In full and without change, return each entry.

PROVIDED RECORDS>
--------

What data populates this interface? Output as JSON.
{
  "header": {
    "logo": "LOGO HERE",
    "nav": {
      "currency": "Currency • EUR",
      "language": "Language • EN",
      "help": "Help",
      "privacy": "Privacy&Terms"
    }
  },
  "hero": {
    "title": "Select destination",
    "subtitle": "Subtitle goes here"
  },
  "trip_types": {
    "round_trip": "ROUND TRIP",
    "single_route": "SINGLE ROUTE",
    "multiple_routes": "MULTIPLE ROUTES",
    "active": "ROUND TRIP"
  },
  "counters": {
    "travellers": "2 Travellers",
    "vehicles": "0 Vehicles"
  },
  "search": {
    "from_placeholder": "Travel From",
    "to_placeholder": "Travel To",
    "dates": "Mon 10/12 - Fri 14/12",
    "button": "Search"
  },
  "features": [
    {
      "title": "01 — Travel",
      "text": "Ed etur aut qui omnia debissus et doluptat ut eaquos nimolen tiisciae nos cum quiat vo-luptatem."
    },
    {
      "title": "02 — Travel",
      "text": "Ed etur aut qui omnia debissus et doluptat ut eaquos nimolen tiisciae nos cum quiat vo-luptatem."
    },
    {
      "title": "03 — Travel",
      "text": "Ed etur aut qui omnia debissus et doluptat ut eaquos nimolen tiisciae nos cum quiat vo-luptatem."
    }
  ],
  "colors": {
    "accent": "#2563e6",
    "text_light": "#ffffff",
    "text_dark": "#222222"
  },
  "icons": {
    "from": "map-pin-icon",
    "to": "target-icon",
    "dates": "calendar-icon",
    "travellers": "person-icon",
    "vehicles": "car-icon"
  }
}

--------

ANSWER TO THIS TASK>
What data populates this interface? Output as JSON.
{
  "header": {
    "logo": "LOGO HERE",
    "nav": {
      "currency": "Currency • EUR",
      "language": "Language • EN",
      "help": "Help",
      "privacy": "Privacy&Terms"
    }
  },
  "hero": {
    "title": "Select destination",
    "subtitle": "Subtitle goes here"
  },
  "trip_types": {
    "round_trip": "ROUND TRIP",
    "single_route": "SINGLE ROUTE",
    "multiple_routes": "MULTIPLE ROUTES",
    "active": "ROUND TRIP"
  },
  "counters": {
    "travellers": "2 Travellers",
    "vehicles": "0 Vehicles"
  },
  "search": {
    "from_placeholder": "Travel From",
    "to_placeholder": "Travel To",
    "dates": "Mon 10/12 - Fri 14/12",
    "button": "Search"
  },
  "features": [
    {
      "title": "01 — Travel",
      "text": "Ed etur aut qui omnia debissus et doluptat ut eaquos nimolen tiisciae nos cum quiat vo-luptatem."
    },
    {
      "title": "02 — Travel",
      "text": "Ed etur aut qui omnia debissus et doluptat ut eaquos nimolen tiisciae nos cum quiat vo-luptatem."
    },
    {
      "title": "03 — Travel",
      "text": "Ed etur aut qui omnia debissus et doluptat ut eaquos nimolen tiisciae nos cum quiat vo-luptatem."
    }
  ],
  "colors": {
    "accent": "#2563e6",
    "text_light": "#ffffff",
    "text_dark": "#222222"
  },
  "icons": {
    "from": "map-pin-icon",
    "to": "target-icon",
    "dates": "calendar-icon",
    "travellers": "person-icon",
    "vehicles": "car-icon"
  }
}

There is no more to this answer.